## Exercise
Each entry needs to be restated exactly as written.

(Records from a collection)
┌──
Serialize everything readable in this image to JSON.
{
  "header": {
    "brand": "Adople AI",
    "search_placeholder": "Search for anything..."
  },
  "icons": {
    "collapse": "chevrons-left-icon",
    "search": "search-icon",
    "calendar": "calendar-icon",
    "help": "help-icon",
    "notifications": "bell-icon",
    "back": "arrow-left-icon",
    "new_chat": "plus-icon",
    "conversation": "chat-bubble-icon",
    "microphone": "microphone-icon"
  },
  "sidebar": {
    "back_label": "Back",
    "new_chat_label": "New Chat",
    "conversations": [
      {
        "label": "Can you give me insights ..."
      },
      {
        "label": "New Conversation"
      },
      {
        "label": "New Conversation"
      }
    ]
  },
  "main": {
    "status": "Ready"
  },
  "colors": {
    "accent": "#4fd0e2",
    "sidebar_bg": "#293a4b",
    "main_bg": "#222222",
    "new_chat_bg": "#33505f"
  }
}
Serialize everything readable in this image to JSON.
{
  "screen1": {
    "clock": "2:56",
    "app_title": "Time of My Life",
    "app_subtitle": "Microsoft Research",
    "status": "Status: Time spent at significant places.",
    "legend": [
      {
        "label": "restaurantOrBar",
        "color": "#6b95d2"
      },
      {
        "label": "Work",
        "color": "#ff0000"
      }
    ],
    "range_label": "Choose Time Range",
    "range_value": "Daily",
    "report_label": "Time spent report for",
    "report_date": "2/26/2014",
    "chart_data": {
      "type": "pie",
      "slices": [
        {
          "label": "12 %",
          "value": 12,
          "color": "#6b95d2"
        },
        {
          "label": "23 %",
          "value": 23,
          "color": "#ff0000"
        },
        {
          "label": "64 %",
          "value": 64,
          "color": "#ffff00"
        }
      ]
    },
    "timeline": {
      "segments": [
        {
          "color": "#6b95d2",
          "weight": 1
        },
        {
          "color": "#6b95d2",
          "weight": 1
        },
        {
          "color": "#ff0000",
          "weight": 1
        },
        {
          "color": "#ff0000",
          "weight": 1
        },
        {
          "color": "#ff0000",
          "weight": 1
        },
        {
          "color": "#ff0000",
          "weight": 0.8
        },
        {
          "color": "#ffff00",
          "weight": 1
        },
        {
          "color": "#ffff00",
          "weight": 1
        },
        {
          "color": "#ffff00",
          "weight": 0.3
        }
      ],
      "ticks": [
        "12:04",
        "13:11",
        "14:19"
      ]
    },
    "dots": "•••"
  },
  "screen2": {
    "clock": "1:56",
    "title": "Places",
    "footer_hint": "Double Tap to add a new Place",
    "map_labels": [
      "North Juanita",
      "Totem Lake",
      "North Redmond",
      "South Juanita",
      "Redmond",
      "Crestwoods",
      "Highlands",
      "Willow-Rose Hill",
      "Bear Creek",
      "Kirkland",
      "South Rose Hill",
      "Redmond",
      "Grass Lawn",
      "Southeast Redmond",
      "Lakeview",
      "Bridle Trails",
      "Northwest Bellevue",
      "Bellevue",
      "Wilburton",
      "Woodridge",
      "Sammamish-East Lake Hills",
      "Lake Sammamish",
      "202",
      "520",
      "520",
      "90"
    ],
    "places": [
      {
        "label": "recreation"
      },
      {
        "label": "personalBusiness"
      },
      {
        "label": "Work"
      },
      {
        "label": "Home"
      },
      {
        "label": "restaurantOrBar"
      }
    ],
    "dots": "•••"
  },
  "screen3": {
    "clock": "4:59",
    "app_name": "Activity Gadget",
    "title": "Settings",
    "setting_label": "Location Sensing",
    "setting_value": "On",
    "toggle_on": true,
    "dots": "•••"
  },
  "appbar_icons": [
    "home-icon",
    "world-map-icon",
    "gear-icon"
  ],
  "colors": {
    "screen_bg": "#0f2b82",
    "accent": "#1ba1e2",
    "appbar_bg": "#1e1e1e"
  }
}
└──
## Exercise output
Serialize everything readable in this image to JSON.
{
  "header": {
    "brand": "Adople AI",
    "search_placeholder": "Search for anything..."
  },
  "icons": {
    "collapse": "chevrons-left-icon",
    "search": "search-icon",
    "calendar": "calendar-icon",
    "help": "help-icon",
    "notifications": "bell-icon",
    "back": "arrow-left-icon",
    "new_chat": "plus-icon",
    "conversation": "chat-bubble-icon",
    "microphone": "microphone-icon"
  },
  "sidebar": {
    "back_label": "Back",
    "new_chat_label": "New Chat",
    "conversations": [
      {
        "label": "Can you give me insights ..."
      },
      {
        "label": "New Conversation"
      },
      {
        "label": "New Conversation"
      }
    ]
  },
  "main": {
    "status": "Ready"
  },
  "colors": {
    "accent": "#4fd0e2",
    "sidebar_bg": "#293a4b",
    "main_bg": "#222222",
    "new_chat_bg": "#33505f"
  }
}
Serialize everything readable in this image to JSON.
{
  "screen1": {
    "clock": "2:56",
    "app_title": "Time of My Life",
    "app_subtitle": "Microsoft Research",
    "status": "Status: Time spent at significant places.",
    "legend": [
      {
        "label": "restaurantOrBar",
        "color": "#6b95d2"
      },
      {
        "label": "Work",
        "color": "#ff0000"
      }
    ],
    "range_label": "Choose Time Range",
    "range_value": "Daily",
    "report_label": "Time spent report for",
    "report_date": "2/26/2014",
    "chart_data": {
      "type": "pie",
      "slices": [
        {
          "label": "12 %",
          "value": 12,
          "color": "#6b95d2"
        },
        {
          "label": "23 %",
          "value": 23,
          "color": "#ff0000"
        },
        {
          "label": "64 %",
          "value": 64,
          "color": "#ffff00"
        }
      ]
    },
    "timeline": {
      "segments": [
        {
          "color": "#6b95d2",
          "weight": 1
        },
        {
          "color": "#6b95d2",
          "weight": 1
        },
        {
          "color": "#ff0000",
          "weight": 1
        },
        {
          "color": "#ff0000",
          "weight": 1
        },
        {
          "color": "#ff0000",
          "weight": 1
        },
        {
          "color": "#ff0000",
          "weight": 0.8
        },
        {
          "color": "#ffff00",
          "weight": 1
        },
        {
          "color": "#ffff00",
          "weight": 1
        },
        {
          "color": "#ffff00",
          "weight": 0.3
        }
      ],
      "ticks": [
        "12:04",
        "13:11",
        "14:19"
      ]
    },
    "dots": "•••"
  },
  "screen2": {
    "clock": "1:56",
    "title": "Places",
    "footer_hint": "Double Tap to add a new Place",
    "map_labels": [
      "North Juanita",
      "Totem Lake",
      "North Redmond",
      "South Juanita",
      "Redmond",
      "Crestwoods",
      "Highlands",
      "Willow-Rose Hill",
      "Bear Creek",
      "Kirkland",
      "South Rose Hill",
      "Redmond",
      "Grass Lawn",
      "Southeast Redmond",
      "Lakeview",
      "Bridle Trails",
      "Northwest Bellevue",
      "Bellevue",
      "Wilburton",
      "Woodridge",
      "Sammamish-East Lake Hills",
      "Lake Sammamish",
      "202",
      "520",
      "520",
      "90"
    ],
    "places": [
      {
        "label": "recreation"
      },
      {
        "label": "personalBusiness"
      },
      {
        "label": "Work"
      },
      {
        "label": "Home"
      },
      {
        "label": "restaurantOrBar"
      }
    ],
    "dots": "•••"
  },
  "screen3": {
    "clock": "4:59",
    "app_name": "Activity Gadget",
    "title": "Settings",
    "setting_label": "Location Sensing",
    "setting_value": "On",
    "toggle_on": true,
    "dots": "•••"
  },
  "appbar_icons": [
    "home-icon",
    "world-map-icon",
    "gear-icon"
  ],
  "colors": {
    "screen_bg": "#0f2b82",
    "accent": "#1ba1e2",
    "appbar_bg": "#1e1e1e"
  }
}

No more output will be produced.